ServSafe MN Tips for Live Shellfish Safety
The ocean waters are getting colder, and that ushers in the prime season for live mussels from Penn Cove, Washington, North Atlantic clams, or fresh Virginia oysters. The import of live and fresh shellfish can bring up ServSafe MN questions such as how to keep shellfish alive and how to store these seasonal catches.
In the case of clams and mussels, the best time to cook them is when they are still alive. We recommend that they be cooked, processed or sold within a day or two of their arrival. This will ensure incredible quality and freshness as well as reduce foodborne illness. The first thing that we recommend that you do upon receiving your fresh shellfish is to inspect them. If there is a pungent odor to them or you see several open shells, there are inevitably dead clams, mussels or oysters in your shipment. The second thing we recommend is that you rinse shellfish under cold, running water. As you do this, be aware that live shellfish will drown if kept under unmoving water.
Once you have rinsed them, ignore your instincts to clean your shellfish, especially mussels. Many times you will see plant life attached to mussels. This plant life can be attached to the membrane which holds the shell shut. Removing it will may damage and kill your mussels. We suggest that you wait to clean shellfish until just before processing.
Shellfish must be stored under refrigeration. They should be stored in a perforated pan and covered with ice. Make sure that you place your perforated pan in a deep enough container to accommodate for ice melt. Remember that live shellfish will die if submerged.
You should also periodically check your shellfish. A good sign of a dead clam is an open clam while all the other clams are shut firmly. Remove dead shellfish as soon as possible to prevent contamination.

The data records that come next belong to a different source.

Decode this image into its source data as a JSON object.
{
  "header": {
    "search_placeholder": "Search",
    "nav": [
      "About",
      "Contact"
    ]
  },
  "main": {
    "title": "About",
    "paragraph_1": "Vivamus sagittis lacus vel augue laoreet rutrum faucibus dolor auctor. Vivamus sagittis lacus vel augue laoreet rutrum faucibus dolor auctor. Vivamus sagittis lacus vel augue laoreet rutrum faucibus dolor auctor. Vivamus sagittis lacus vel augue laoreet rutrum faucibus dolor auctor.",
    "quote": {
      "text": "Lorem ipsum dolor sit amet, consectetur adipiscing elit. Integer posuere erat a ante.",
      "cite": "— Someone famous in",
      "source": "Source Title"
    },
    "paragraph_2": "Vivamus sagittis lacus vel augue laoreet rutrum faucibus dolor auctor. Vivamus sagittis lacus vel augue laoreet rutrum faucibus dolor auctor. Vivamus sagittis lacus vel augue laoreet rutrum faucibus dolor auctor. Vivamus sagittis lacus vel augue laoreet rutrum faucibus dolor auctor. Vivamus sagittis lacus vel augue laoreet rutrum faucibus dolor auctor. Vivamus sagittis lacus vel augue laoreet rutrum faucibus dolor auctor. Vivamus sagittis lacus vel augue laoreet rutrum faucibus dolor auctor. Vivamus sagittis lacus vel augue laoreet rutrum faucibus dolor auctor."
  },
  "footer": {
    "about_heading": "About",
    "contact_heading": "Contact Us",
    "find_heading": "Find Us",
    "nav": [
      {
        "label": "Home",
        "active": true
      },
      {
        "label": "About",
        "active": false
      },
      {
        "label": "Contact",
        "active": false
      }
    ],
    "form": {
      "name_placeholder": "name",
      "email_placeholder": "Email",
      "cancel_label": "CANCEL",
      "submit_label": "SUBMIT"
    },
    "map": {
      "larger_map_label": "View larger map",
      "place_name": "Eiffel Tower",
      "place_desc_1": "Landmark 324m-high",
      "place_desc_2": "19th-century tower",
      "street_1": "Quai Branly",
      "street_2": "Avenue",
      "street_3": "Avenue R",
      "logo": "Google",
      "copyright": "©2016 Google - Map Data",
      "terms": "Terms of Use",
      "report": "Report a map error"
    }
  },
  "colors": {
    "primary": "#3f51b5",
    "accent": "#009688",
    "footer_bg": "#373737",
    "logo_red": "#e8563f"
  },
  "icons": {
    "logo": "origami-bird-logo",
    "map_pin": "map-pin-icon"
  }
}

With live shellfish it is always recommended that you keep in mind that many people can have severe allergic reactions to the smallest contact. In order to prevent cross contamination with non-seafood items, store your shellfish as far away as possible from other foods, and never above or below other raw meats. A good suggestion would be to store shellfish on a bottom shelf under packaged foods.
Safe Food Training is a qualified provider of ServSafe MN training and exams; however, our regularly scheduled courses are sourced by NRFSP. Both ServSave and NRFSP exams are accepted by Minnesota Department of Health, Environmental Services for Food Manager Certification in MN. Click this link for more information on ServSafe MN.